2. Having a typed Lua would allow much more efficient compilation, and ease
larger-scale programming (table types would become object types, when
combined with encapsulation given some sort of module or interface
mechanism). I think it would be nice to move Lua into this arena.

Of course, it's not possible to do this and keep all of Lua's current
advantages of speed and compactness. In particular, the compiler would be
rather larger, slower, and more complex. However, if separated from the
execution environment, it should in fact be possible to run current Lua
programs as quickly and cheaply as at present (or even a bit better, given a
little type inference in cases like:

for i = 1, 10 do
  print (i * 2)
end

where it's obvious that "i" and "2" are of type number, and so don't need to
be dynamically type-checked when being passed to "*").

I'd really love to have a scalable language. The trouble with most good
large-scale languages is that they don't scale down well (even languages
with type inference get in the way; dynamic typing is what you really want
for a quick hack). Lua, on the other hand, might be made to scale up. The
ideal would be to make it as much as possible so that a well-typed dynamic
Lua program should be able to be turned into a static Lua program simply by
the addition of types and type cases, i.e. it should be possible to write a
compiler that infers the types for you. On the other hand, programs that
can't be type-inferred can still be compiled; they just won't be as fast,
and will involve the compiler inserting type-checks and casts at various
places.

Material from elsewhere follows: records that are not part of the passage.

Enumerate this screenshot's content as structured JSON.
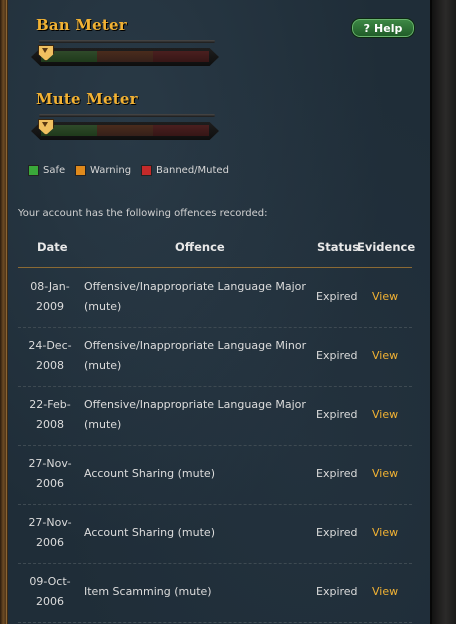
{
  "ban_meter": {
    "title": "Ban Meter",
    "level": 0
  },
  "mute_meter": {
    "title": "Mute Meter",
    "level": 0
  },
  "help_button": {
    "label": "Help",
    "icon": "?"
  },
  "legend": [
    {
      "label": "Safe",
      "color": "#3aa83a"
    },
    {
      "label": "Warning",
      "color": "#e08a1c"
    },
    {
      "label": "Banned/Muted",
      "color": "#c42a2a"
    }
  ],
  "intro_text": "Your account has the following offences recorded:",
  "table": {
    "headers": {
      "date": "Date",
      "offence": "Offence",
      "status": "Status",
      "evidence": "Evidence"
    },
    "rows": [
      {
        "date_line1": "08-Jan-",
        "date_line2": "2009",
        "offence_line1": "Offensive/Inappropriate Language Major",
        "offence_line2": "(mute)",
        "status": "Expired",
        "evidence": "View"
      },
      {
        "date_line1": "24-Dec-",
        "date_line2": "2008",
        "offence_line1": "Offensive/Inappropriate Language Minor",
        "offence_line2": "(mute)",
        "status": "Expired",
        "evidence": "View"
      },
      {
        "date_line1": "22-Feb-",
        "date_line2": "2008",
        "offence_line1": "Offensive/Inappropriate Language Major",
        "offence_line2": "(mute)",
        "status": "Expired",
        "evidence": "View"
      },
      {
        "date_line1": "27-Nov-",
        "date_line2": "2006",
        "offence_line1": "Account Sharing (mute)",
        "offence_line2": "",
        "status": "Expired",
        "evidence": "View"
      },
      {
        "date_line1": "27-Nov-",
        "date_line2": "2006",
        "offence_line1": "Account Sharing (mute)",
        "offence_line2": "",
        "status": "Expired",
        "evidence": "View"
      },
      {
        "date_line1": "09-Oct-",
        "date_line2": "2006",
        "offence_line1": "Item Scamming (mute)",
        "offence_line2": "",
        "status": "Expired",
        "evidence": "View"
      }
    ]
  }
}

-- 
http://sc3d.org/rrt/
"Reality is what refuses to disappear when you stop believing in it" -
Philip K. Dick